Let’s define push systems. In inventory, a push system is one where your business orders products, then does its best to sell the products it has (or “push” their existing inventory on the consumer).
Push inventory management relies heavily on forecasting. Basically, your business forecasts how many units of a specific product you’ll need for the next month, quarter, or year. You then order all the units you’ll need at once.
On the one hand, the push system is simple since you have to order and ship your products only once for the time period in question. You’re also more likely to have products on hand when you need them (assuming you did your forecasting right).
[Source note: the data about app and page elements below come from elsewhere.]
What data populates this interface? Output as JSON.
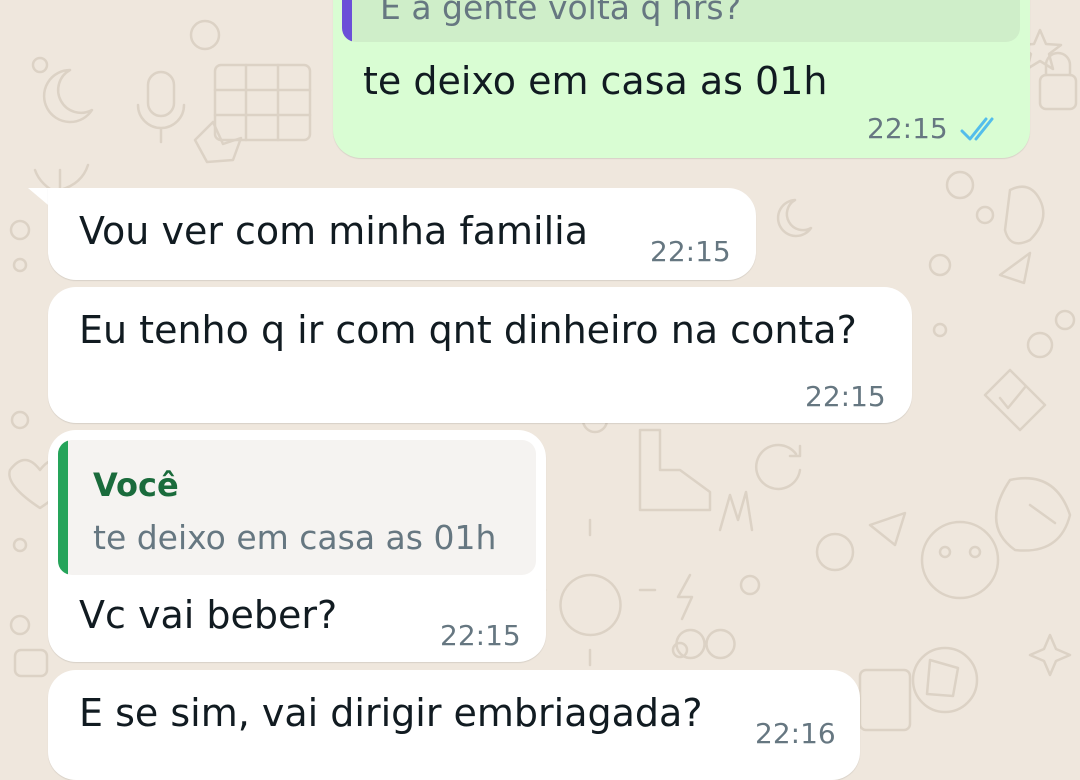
{
  "theme": {
    "wallpaper": "#efe7dd",
    "outgoing_bubble": "#d9fdd3",
    "incoming_bubble": "#ffffff",
    "outgoing_quote_bg": "#cfeec9",
    "incoming_quote_bg": "#f5f3f1",
    "outgoing_quote_bar": "#6b4fd8",
    "incoming_quote_bar": "#25a45a",
    "quote_author_color": "#1a6b3c",
    "read_ticks_color": "#53bdeb",
    "timestamp_color": "#667781"
  },
  "messages": [
    {
      "direction": "outgoing",
      "quote_text": "E a gente volta q hrs?",
      "text": "te deixo em casa as 01h",
      "time": "22:15",
      "status_icon": "double-check-read-icon"
    },
    {
      "direction": "incoming",
      "text": "Vou ver com minha familia",
      "time": "22:15"
    },
    {
      "direction": "incoming",
      "text": "Eu tenho q ir com qnt dinheiro na conta?",
      "time": "22:15"
    },
    {
      "direction": "incoming",
      "quote_author": "Você",
      "quote_text": "te deixo em casa as 01h",
      "text": "Vc vai beber?",
      "time": "22:15"
    },
    {
      "direction": "incoming",
      "text": "E se sim, vai dirigir embriagada?",
      "time": "22:16"
    }
  ]
}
Most importantly, though, push systems reduce the cost of manufacturing your items. Most manufacturers charge fees for each order you submit, but many also offer better pricing the more units you order at once. So ordering everything you need for the coming month on a single order helps you minimize your manufacturing costs.
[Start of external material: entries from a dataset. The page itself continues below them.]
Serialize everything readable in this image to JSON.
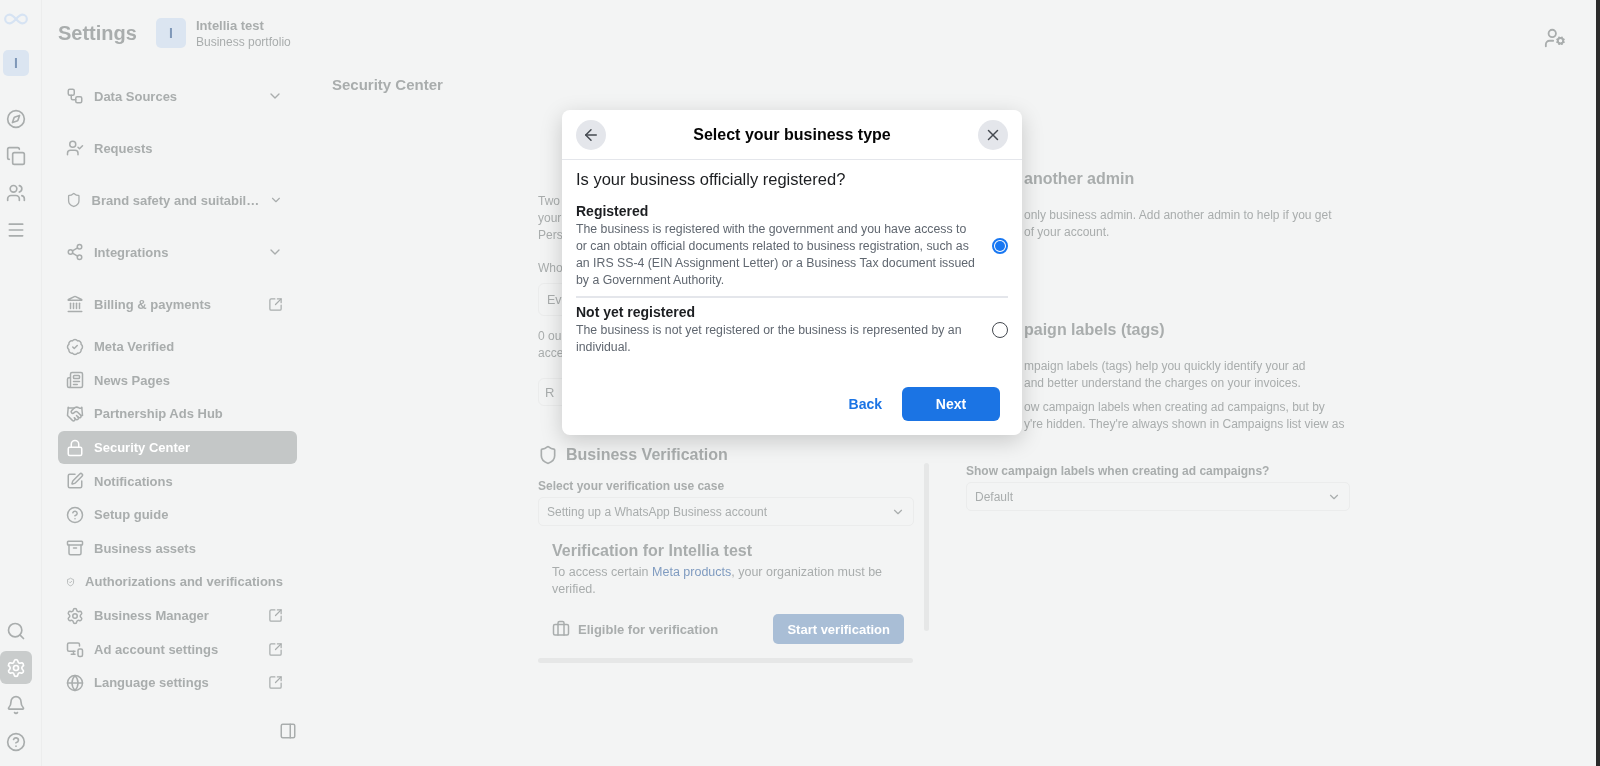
{
  "rail": {
    "account_initial": "I",
    "top_items": [
      {
        "selected": false
      },
      {
        "selected": false
      },
      {
        "selected": false
      },
      {
        "selected": false
      }
    ],
    "bottom_items": [
      {
        "selected": false
      },
      {
        "selected": true
      },
      {
        "selected": false
      },
      {
        "selected": false
      }
    ]
  },
  "sidebar": {
    "title": "Settings",
    "business": {
      "initial": "I",
      "name": "Intellia test",
      "subtitle": "Business portfolio"
    },
    "items": [
      {
        "label": "Data Sources",
        "kind": "section",
        "expandable": true,
        "external": false,
        "selected": false
      },
      {
        "label": "Requests",
        "kind": "section",
        "expandable": false,
        "external": false,
        "selected": false
      },
      {
        "label": "Brand safety and suitabil…",
        "kind": "section",
        "expandable": true,
        "external": false,
        "selected": false
      },
      {
        "label": "Integrations",
        "kind": "section",
        "expandable": true,
        "external": false,
        "selected": false
      },
      {
        "label": "Billing & payments",
        "kind": "section",
        "expandable": false,
        "external": true,
        "selected": false
      },
      {
        "label": "Meta Verified",
        "kind": "item",
        "expandable": false,
        "external": false,
        "selected": false
      },
      {
        "label": "News Pages",
        "kind": "item",
        "expandable": false,
        "external": false,
        "selected": false
      },
      {
        "label": "Partnership Ads Hub",
        "kind": "item",
        "expandable": false,
        "external": false,
        "selected": false
      },
      {
        "label": "Security Center",
        "kind": "item",
        "expandable": false,
        "external": false,
        "selected": true
      },
      {
        "label": "Notifications",
        "kind": "item",
        "expandable": false,
        "external": false,
        "selected": false
      },
      {
        "label": "Setup guide",
        "kind": "item",
        "expandable": false,
        "external": false,
        "selected": false
      },
      {
        "label": "Business assets",
        "kind": "item",
        "expandable": false,
        "external": false,
        "selected": false
      },
      {
        "label": "Authorizations and verifications",
        "kind": "item",
        "expandable": false,
        "external": false,
        "selected": false
      },
      {
        "label": "Business Manager",
        "kind": "item",
        "expandable": false,
        "external": true,
        "selected": false
      },
      {
        "label": "Ad account settings",
        "kind": "item",
        "expandable": false,
        "external": true,
        "selected": false
      },
      {
        "label": "Language settings",
        "kind": "item",
        "expandable": false,
        "external": true,
        "selected": false
      }
    ]
  },
  "page": {
    "title": "Security Center",
    "left_fragments": {
      "lines_1": [
        "Two",
        "your",
        "Pers"
      ],
      "label": "Who",
      "field_value": "Ev",
      "lines_2": [
        "0 ou",
        "acce"
      ],
      "button": "R"
    },
    "verification": {
      "heading": "Business Verification",
      "select_label": "Select your verification use case",
      "select_value": "Setting up a WhatsApp Business account",
      "card_title": "Verification for Intellia test",
      "text_before": "To access certain ",
      "link": "Meta products",
      "text_after": ", your organization must be verified.",
      "status": "Eligible for verification",
      "button": "Start verification"
    },
    "admin": {
      "heading": "another admin",
      "lines": [
        "only business admin. Add another admin to help if you get",
        "of your account."
      ]
    },
    "labels": {
      "heading": "paign labels (tags)",
      "paragraph_1": [
        "mpaign labels (tags) help you quickly identify your ad",
        "and better understand the charges on your invoices."
      ],
      "paragraph_2": [
        "ow campaign labels when creating ad campaigns, but by",
        "y're hidden. They're always shown in Campaigns list view as"
      ],
      "select_label": "Show campaign labels when creating ad campaigns?",
      "select_value": "Default"
    }
  },
  "dialog": {
    "title": "Select your business type",
    "question": "Is your business officially registered?",
    "options": [
      {
        "title": "Registered",
        "description": "The business is registered with the government and you have access to or can obtain official documents related to business registration, such as an IRS SS-4 (EIN Assignment Letter) or a Business Tax document issued by a Government Authority.",
        "selected": true
      },
      {
        "title": "Not yet registered",
        "description": "The business is not yet registered or the business is represented by an individual.",
        "selected": false
      }
    ],
    "back": "Back",
    "next": "Next"
  }
}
This gives you a healthier profit margin when you sell those items—or it can give you the flexibility to pass those savings on to your customer (thereby making your business more competitive).
Here’s the problem, though: you need hyper-accurate forecasting to make a push system work for your business. If you forecast your product sales incorrectly, you could easily wind up ordering more product than you can sell. And if you can’t sell the product, you can’t recoup the cost of making and storing that product.
Ordering all your product in bulk can also increase your storage costs, since you’ll have more inventory on hand at a time. If you have limited storage space, you may need to scale back your inventory on certain items to make room. Finally, purchasing tons of product at once ties up your working capital, so you can’t invest that cash in other areas of your business.